If you remember this year’s White House Correspondent’s Dinner, you weren’t there. Felix Gillette, John Koblin, and Choire Sicha flood the zone in D.C..
Janet Silver is moving from Houghton Mifflin to Nan Talese’s imprint at Doubleday. Leon Neyfakh checks in with with Ms. Talese who says, “I called Janet and she sent us a list of the authors she had worked with and the ones who’d said they wanted to come with her, if not immediately then eventually.” That list may include Philip Roth and Jonathan Safran Foer. Plus: Islam observers on Wieseltier’s Amis review; James Frey’s PR Dream Team; Spitzer’s bio; Nabokov’s unfinished novel.
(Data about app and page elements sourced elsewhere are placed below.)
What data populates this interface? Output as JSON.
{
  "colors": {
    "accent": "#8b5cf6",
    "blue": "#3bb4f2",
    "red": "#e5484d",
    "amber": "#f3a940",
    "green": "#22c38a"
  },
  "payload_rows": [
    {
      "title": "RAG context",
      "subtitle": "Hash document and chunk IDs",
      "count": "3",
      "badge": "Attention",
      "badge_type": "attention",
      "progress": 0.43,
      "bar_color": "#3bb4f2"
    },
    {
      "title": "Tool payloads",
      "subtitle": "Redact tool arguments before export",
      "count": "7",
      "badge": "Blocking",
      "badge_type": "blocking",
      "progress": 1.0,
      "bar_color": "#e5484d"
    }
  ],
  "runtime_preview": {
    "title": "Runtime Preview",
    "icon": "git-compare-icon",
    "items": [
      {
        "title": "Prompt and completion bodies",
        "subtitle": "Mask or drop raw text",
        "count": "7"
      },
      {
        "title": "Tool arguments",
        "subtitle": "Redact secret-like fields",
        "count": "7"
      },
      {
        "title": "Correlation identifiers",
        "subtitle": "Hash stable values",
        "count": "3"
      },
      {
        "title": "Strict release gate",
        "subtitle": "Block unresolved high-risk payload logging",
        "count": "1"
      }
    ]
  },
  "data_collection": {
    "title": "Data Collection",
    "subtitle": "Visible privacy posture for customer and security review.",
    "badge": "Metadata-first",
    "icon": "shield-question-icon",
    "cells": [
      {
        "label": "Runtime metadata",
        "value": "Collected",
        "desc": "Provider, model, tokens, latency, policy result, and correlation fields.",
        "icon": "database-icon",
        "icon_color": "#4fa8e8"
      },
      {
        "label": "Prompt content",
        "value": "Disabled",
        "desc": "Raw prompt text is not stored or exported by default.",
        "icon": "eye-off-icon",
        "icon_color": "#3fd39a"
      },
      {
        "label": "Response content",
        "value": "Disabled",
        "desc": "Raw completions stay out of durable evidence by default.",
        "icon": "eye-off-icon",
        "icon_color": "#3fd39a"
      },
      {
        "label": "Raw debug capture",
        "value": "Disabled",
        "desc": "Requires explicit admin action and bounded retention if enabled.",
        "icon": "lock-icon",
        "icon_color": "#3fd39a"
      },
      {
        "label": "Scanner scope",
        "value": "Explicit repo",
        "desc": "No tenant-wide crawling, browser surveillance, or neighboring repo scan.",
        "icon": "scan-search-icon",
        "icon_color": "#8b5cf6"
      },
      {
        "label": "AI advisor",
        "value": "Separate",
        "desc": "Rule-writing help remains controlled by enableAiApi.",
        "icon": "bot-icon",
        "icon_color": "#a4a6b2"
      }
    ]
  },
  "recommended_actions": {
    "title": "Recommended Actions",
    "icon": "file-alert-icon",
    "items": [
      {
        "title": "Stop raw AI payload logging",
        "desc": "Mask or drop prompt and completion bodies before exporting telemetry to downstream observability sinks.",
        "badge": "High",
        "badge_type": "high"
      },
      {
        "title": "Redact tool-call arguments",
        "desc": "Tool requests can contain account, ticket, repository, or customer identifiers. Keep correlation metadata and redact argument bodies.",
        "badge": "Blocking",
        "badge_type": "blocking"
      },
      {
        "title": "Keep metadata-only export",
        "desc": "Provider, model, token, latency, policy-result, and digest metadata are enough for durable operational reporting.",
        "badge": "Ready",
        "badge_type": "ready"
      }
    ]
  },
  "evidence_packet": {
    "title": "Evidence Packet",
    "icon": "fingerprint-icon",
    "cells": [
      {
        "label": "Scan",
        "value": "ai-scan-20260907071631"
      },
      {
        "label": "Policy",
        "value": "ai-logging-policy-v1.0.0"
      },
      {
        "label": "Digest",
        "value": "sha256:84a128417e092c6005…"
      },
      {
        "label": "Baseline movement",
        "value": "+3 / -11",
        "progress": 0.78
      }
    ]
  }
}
Doree Shafrir watches Lifetime and finds that, “the network has managed to replace its formerly interchangeable, and wholly forgettable, slate of made-for-TV movies with fare that’s based on trade-fiction women’s-book-group staples, like the very successful broadcast of Kim Edwards’s The Memory Keeper’s Daughter.”
Also in this issue: Frank McCourt prefers bars to blogs; Tom Brokaw’s bison; Salman Rushdie goes to the mat for David Mamet; Ana Marie Cox on Arianna Huffington’s latest book: and will The Economist move way down town?